+++ DATA EXTRACT

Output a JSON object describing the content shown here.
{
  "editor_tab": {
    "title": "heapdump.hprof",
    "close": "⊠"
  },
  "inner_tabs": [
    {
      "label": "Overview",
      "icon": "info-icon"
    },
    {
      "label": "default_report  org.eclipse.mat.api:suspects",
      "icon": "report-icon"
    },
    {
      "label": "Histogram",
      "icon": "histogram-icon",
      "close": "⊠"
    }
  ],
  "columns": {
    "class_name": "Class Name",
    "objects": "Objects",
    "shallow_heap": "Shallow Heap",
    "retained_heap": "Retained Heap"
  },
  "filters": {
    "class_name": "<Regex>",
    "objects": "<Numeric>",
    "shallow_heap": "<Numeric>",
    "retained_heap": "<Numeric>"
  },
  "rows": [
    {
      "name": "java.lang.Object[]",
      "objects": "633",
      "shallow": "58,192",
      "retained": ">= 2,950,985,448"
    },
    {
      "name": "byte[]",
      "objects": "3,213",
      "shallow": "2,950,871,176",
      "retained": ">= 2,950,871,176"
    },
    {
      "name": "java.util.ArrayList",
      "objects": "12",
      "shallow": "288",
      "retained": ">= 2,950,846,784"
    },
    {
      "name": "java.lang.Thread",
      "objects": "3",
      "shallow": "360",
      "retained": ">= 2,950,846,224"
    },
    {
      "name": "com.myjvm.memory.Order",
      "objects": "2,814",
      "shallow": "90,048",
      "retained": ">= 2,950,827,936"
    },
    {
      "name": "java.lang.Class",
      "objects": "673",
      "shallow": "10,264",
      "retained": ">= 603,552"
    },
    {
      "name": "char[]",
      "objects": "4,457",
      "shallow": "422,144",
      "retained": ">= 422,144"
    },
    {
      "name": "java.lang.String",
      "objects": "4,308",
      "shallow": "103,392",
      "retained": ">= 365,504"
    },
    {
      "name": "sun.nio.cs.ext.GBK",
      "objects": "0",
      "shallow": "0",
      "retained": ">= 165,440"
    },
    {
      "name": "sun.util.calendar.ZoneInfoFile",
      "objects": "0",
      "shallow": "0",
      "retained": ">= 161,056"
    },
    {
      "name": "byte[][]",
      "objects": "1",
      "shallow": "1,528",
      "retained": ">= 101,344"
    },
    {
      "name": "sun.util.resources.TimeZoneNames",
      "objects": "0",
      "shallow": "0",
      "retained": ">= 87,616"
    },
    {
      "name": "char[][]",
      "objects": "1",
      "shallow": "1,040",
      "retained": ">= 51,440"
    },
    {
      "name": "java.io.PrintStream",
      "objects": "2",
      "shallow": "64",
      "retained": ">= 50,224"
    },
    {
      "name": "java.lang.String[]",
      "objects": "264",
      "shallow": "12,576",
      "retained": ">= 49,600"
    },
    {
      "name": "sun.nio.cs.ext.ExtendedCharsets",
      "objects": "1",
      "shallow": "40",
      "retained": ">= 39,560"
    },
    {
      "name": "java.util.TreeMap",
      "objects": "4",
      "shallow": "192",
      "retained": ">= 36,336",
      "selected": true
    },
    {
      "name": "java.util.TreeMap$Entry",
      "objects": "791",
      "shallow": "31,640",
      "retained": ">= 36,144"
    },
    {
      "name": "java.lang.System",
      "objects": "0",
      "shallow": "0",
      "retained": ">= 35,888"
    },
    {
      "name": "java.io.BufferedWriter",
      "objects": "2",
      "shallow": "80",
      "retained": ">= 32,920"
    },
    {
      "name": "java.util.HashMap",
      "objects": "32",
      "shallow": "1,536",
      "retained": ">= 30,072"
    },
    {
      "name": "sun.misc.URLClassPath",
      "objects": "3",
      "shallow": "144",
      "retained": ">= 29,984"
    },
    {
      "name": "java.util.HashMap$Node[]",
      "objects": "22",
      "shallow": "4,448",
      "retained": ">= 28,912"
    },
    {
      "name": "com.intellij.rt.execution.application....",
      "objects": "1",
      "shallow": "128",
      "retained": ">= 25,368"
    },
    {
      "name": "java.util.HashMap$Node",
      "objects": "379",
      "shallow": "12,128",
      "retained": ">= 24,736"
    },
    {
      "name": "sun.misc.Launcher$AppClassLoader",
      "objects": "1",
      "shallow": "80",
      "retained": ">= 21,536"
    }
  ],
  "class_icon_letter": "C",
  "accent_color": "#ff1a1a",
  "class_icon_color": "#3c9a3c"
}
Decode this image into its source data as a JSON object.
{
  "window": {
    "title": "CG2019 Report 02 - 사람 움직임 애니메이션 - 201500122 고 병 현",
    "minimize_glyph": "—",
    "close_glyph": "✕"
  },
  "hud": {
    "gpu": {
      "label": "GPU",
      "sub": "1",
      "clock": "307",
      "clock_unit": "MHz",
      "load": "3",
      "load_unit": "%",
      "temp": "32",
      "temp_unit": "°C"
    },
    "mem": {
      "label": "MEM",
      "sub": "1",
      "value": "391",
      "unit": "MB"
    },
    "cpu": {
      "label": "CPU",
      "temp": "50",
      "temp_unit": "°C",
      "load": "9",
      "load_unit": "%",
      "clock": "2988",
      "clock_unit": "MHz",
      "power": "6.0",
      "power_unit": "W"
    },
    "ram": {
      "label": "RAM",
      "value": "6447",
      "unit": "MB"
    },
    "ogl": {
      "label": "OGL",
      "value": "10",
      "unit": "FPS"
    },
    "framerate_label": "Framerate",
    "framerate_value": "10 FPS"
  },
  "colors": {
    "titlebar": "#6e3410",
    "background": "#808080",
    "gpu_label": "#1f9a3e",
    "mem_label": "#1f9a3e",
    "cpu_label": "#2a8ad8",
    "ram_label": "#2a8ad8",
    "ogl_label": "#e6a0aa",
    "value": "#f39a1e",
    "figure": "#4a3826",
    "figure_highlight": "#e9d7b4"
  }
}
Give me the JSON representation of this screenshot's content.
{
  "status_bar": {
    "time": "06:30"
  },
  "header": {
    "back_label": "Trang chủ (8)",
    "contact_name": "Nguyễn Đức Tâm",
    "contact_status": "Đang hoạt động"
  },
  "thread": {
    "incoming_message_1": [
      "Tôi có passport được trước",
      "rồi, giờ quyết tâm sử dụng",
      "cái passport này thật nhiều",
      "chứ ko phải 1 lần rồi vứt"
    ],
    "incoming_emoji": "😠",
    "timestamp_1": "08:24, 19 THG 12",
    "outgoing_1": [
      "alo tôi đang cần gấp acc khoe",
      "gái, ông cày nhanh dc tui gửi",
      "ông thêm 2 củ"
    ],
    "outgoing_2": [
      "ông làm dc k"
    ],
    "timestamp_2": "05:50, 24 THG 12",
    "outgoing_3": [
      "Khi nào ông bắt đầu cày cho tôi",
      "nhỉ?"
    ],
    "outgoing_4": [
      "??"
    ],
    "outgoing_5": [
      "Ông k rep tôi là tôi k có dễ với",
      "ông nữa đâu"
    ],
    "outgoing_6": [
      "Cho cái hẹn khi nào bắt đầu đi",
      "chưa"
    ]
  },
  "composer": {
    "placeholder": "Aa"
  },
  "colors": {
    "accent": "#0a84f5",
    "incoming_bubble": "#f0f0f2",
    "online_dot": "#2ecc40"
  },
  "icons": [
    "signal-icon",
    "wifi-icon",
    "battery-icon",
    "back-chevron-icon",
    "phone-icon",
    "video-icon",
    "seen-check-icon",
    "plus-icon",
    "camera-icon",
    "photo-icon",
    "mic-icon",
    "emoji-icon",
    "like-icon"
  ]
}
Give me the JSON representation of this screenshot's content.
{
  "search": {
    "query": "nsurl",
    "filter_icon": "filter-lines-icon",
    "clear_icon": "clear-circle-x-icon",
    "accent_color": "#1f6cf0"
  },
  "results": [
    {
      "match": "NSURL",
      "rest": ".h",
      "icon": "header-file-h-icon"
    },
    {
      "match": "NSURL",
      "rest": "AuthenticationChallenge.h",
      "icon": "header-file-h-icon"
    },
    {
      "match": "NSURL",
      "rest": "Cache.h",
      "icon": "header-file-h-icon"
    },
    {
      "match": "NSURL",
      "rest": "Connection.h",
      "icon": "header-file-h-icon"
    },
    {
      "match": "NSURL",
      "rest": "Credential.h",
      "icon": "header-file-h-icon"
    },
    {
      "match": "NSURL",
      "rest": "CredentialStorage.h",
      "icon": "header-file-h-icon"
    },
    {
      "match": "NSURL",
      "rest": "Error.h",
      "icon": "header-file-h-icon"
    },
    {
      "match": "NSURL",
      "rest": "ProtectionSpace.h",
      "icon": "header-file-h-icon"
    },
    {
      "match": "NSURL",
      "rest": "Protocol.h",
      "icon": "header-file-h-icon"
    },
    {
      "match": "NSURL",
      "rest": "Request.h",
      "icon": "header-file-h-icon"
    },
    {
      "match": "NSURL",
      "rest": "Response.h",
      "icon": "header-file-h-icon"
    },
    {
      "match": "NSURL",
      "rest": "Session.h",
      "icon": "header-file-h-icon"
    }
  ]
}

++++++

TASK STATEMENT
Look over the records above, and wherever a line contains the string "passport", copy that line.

EXPECTED OUTPUT
      "Tôi có passport được trước",
      "cái passport này thật nhiều",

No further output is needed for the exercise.